YONKERS – The Yonkers Police Department has received information that Yonkers residents may be getting phone calls from random numbers claiming to be the IRS or other government agencies demanding either personal information or payment information; they may even threaten arrest.
These phone calls are scams, and often target our elderly and vulnerable population.
Please be aware of these type of phone calls, and never give out your personal information, bank or credit information over the telephone unless you are absolutely certain you know the organization you are speaking with and are engaged in a voluntary transaction.
These scammers may also pretend to be relatives suffering injury or incarceration, in an attempt to deceive people into sending money for medical care or release. Don’t Fall For It – Always Check With A Trusted Family Member Or Friend Before Sending Money!
The best way to handle unwanted, unsolicited, and unknown phone calls is to simply Hang-Up.
Scams Targeting Taxpayers
IRS-Impersonation Telephone Scams
An aggressive and sophisticated phone scam targeting taxpayers, including recent immigrants, has been making the rounds throughout the country. Callers claim to be employees of the IRS, using fake names and bogus IRS identification badge numbers. They may know a lot about their targets, and they usually alter the caller ID to make it look like the IRS is calling.
Victims are told they owe money to the IRS and it must be paid promptly through a pre-loaded debit card or wire transfer. Victims may be threatened with arrest, deportation or suspension of a business or driver’s license. In many cases, the caller becomes hostile and insulting. Or, victims may be told they have a refund due to try to trick them into sharing private information.
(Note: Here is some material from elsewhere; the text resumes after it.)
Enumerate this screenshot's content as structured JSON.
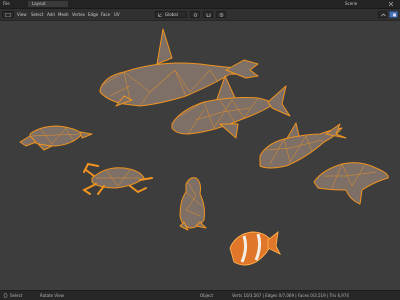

If the phone isn’t answered, the scammers often leave an “urgent” callback request.
Please See: Consumer Alert: Scammers Change Tactics, Once Again
Some con artists have used video relay services (VRS) to try to scam deaf and hard of hearing individuals. Taxpayers are urged not trust calls just because they are made through VRS, as interpreters don’t screen calls for validity. For more details see the IRS YouTube video: Tax Scams via Video Relay Service.
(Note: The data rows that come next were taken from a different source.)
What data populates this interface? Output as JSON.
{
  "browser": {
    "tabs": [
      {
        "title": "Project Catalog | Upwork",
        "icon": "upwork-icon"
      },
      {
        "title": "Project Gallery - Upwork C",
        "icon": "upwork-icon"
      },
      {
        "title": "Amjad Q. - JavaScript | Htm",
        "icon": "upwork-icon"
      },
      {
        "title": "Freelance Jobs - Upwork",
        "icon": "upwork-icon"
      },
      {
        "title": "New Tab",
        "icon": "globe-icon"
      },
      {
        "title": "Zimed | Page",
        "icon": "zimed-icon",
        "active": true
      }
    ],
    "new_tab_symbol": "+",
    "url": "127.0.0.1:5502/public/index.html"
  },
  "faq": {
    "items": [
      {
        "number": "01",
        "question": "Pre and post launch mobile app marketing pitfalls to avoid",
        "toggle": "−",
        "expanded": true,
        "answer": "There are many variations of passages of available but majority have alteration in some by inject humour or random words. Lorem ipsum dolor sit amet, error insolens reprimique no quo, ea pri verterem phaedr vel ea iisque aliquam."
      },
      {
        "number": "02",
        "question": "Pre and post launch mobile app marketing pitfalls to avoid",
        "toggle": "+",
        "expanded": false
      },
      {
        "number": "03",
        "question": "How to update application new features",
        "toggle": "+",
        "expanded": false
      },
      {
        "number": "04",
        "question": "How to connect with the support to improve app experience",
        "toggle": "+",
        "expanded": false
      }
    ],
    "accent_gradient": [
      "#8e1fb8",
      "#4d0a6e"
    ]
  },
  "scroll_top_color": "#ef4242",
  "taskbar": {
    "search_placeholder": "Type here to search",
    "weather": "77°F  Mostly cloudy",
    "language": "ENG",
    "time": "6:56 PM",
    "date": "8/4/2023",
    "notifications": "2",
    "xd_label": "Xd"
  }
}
Con artists often approach victims with Limited English Proficiency in their native language, threaten them with deportation, police arrest and license revocation, among other things. IRS urges all taxpayers caution before paying unexpected tax bills. Please see: IRS Alerts Taxpayers with Limited English Proficiency of Ongoing Phone Scams. Note that the IRS will never:
Call to demand immediate payment using a specific payment method such as a prepaid debit card, gift card or wire transfer. Generally, the IRS will first mail you a bill if you owe any taxes.
Threaten to immediately bring in local police or other law-enforcement groups to have you arrested for not paying.
Demand that you pay taxes without giving you the opportunity to question or appeal the amount they say you owe.
Ask for credit or debit card numbers over the phone.
Yonkers Police Want You To Beware Of Telephone Scams
Recent advances in telephone technology (internet calling, voice-over IP, spoofing, etc.) has yielded an increase in the number of telephone based frauds and scams. The scammers often target the elderly and vulnerable members of our community.
The Yonkers Police Department wants you to be safe, and to protect yourself from becoming the victim of a telephone scam by following these simple guidelines:
- Your best protection is to just hang up the phone when called by someone you do not know. If you think that is rude, tell these callers politely that you are not interested, don’t want to waste their time, and please don’t call back – and then hang up.
- Be suspicious of unsolicited telephone calls. Scammers will often try to engage you by purporting to be a government or law enforcement official, a family member in distress or experiencing an emergency, or a charitable organization.The scammer’s goal is often to get you to give up money via wire transfer or even cash payment, or to steal your identity and bank information.
- Never give out your personal or financial details. Unless you initiated the call and or you know who you are speaking to, NEVER give out your personal information – especially your social security number, checking or debit or credit cards numbers, your date of birth or your name and address – to anyone over the telephone. The government – Police, IRS, Federal or State Agencies – will NEVER call or text you asking for money.
- Don’t believe your caller ID. Technology makes it easy for scammers to fake caller ID information, so the name and number you see aren’t always real. If someone calls asking for money or personal information, hang up. If you think the caller might be telling the truth, call back to a number you know is genuine.
- Talk to someone. Before you give up your money or personal information, talk to someone you trust. Con artists want you to make decisions in a hurry. They might even threaten you. Slow down, check out the story, do an online search, consult an expert, or just tell a friend.
- Hang up on robocalls. If you answer the phone and hear a recorded sales pitch, hang up and report it to the FTC. These calls are illegal, and often the products are bogus. Don’t press 1 to speak to a person or to be taken off the list. That could lead to more calls.
- Check out a charity before you give. Ask how much of your donation actually goes to the charity. Ask the caller to send you written information so you can make an informed decision without being pressured, rushed, or guilted into it.